When you file Chapter 7, the bankruptcy will remain on your credit report for 10 years and you will be unable to file a second bankruptcy for a period of 8 years.

This type of bankruptcy is designed to reorganize your debt rather than absolve you of it. Essentially, you will pay some of your debts, and some debts will be forgiven. People often file this type of bankruptcy when they don’t want to give up any of their assets or they aren’t able to qualify for Chapter 7 because their income is too high.

Cap On Debt

You can only file Chapter 13 if your debts do not exceed a certain amount, which changes periodically. When you file this type of bankruptcy you will be responsible for paying off a portion of the debt within 3-5 years.

This type of bankruptcy is mainly for businesses and corporations that are having trouble paying their operating costs. The bankruptcy gives the business a chance to reorganize. So long as the plan meets with the approval of both the court and the creditors.

This type of bankruptcy is similar to Chapter 13 but mainly applies to family fishermen and family farms. The bankruptcy enables these individuals to keep their property and equipment instead of losing it to a foreclosure.

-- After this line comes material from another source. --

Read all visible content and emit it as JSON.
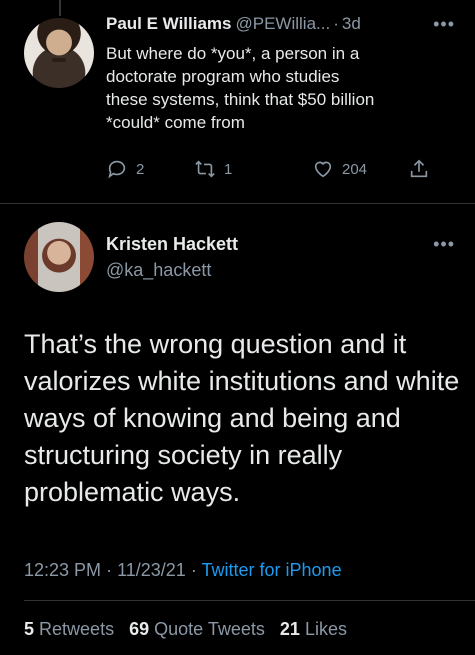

If you have debts in both the United States and another country then Chapter 15 would be a suitable bankruptcy option. Such bankruptcy filings are very rare, however.

This type of bankruptcy only applies to towns and cities that are in debt. This can occur often in smaller towns that are reliant on one or two factories that may close. In turn, causing people to move away to find work in other areas. The bankruptcy filing enables town to continue to operate while a repayment plan is devised to pay creditors.

You should now know which type of bankruptcy is the right option for you, but before filing, it would be wise to speak with a financial advisor or a reputable debt consolidation expert to learn everything you can.

Bottom Line

You can also speak with a bankruptcy lawyer to learn more about filing for bankruptcy so that you can make an informed decision. There are often other alternatives to bankruptcy that may be more viable and make less of a financial impact on both your credit and your assets.

The most important thing to remember is that you must make sure the necessities will be covered regardless of which option you choose. So long as you have food, shelter, transportation, and utilities, you will be able to survive a bankruptcy and take the necessary steps to improve your financial future. If you’re still uncertain about bankruptcy, you may want to think about debt consolidation or debt relief.

About the Author

Guest Post

  • No comments yet. Be the first to get the conversation started. Here's some food for thought:

    Do you have any thoughts?

Submit a Comment

Your email address will not be published. Required fields are marked *